This period of New York history, right around 1800, is really lacking representation in historical fiction. I can think of only a few that I have ever read set then and it’s a shame because the big names like Hamilton, Washington, Jefferson, etc. were either still alive or at least still known as contemporary figures and the whole country was finally settling down to the business of being a country. New York City still had a lot of wide open spaces, pigs roamed the streets as de-facto organic garbage collectors and the citizens were starting to struggle with the growing needs for drinkable water. There was no hint of the city we all know today.

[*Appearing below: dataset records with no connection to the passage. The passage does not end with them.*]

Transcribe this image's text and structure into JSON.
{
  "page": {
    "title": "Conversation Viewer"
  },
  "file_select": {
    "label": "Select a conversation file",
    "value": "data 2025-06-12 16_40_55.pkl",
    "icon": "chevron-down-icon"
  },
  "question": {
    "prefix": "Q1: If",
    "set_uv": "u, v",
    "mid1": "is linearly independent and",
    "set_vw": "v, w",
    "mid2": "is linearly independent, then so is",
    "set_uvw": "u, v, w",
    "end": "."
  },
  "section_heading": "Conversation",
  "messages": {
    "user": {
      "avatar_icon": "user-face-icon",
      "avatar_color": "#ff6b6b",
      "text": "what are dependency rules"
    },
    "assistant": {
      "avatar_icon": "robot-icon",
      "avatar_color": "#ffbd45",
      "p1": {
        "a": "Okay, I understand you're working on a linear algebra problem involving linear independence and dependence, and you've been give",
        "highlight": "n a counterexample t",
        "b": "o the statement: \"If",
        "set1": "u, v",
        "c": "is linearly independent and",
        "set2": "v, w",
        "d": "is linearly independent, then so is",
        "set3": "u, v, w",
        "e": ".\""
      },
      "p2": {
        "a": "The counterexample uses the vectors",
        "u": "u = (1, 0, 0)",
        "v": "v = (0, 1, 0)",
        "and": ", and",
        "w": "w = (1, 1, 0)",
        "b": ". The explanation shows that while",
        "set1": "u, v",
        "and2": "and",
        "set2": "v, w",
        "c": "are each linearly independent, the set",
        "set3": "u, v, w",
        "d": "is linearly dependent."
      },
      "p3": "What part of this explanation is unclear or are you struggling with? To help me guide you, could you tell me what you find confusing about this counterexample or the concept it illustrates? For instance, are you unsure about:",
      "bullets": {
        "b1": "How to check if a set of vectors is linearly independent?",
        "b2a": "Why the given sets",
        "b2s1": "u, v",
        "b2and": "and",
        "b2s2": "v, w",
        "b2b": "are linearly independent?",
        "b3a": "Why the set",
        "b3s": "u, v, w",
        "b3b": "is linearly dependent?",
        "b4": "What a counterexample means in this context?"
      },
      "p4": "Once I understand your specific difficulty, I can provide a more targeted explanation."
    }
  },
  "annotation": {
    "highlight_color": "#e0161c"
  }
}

Elma Sands, a young pretty Quaker woman, comes to the city to live with her cousin and hopefully to escape the out-of-wedlock label she has been forced to wear in her small town in Northern New York. Her cousin, Catherine Ring, looks upon her as a younger sister and hopes to alleviate some of her feelings of isolation with Elma near.
Alexander Hamilton and Aaron Burr and rising and hungry for more power. Their enmity is already set, but their ultimate confrontation was a few years away. Right then, they were the poster boys for the drive to get water to the city that was growing by leaps and bounds daily. Unfortunately, their aims were more about power and gain than by actually doing the public service of public works.
Elma falls in love with a boarder in the Ring household and while it makes Catherine worry, the risk seems to be resolving when she tells her cousin that she and her beau intend to be married as soon as they tell his brother, a right hand man of the water company. The young man looks to be in love with her and Catherine breathes a sigh of relief when the pair leave together to share the good news. The next morning, the young man is back home, but Elma is nowhere to be found.
Soon, the whole city is looking for Elma and hounding her extended family on Greenwich Street. Catherine soon learns that when it comes to dealing with the cronies of Burr and Hamilton, the public is at a distinct disadvantage. When Elma’s body is found at the bottom of a useless newly dug well, she finds herself alone in fighting for the truth and ultimately for justice.
The period was fabulously written and it is oddly comforting to see that the “haves” have always had a leg up when dealing with the “have-nots”. It is never right and always hard to swallow, but Catherine is a strong heroine that you can’t help identify with. I’ll be on the lookout for more from Eve Karlin.
City of Liars and Thieves by Eve Karlin
- Print Length: 258 pages
- Publisher: Alibi (January 13, 2015)
- Sold by: Random House LLC
- ASIN: B00LYXY076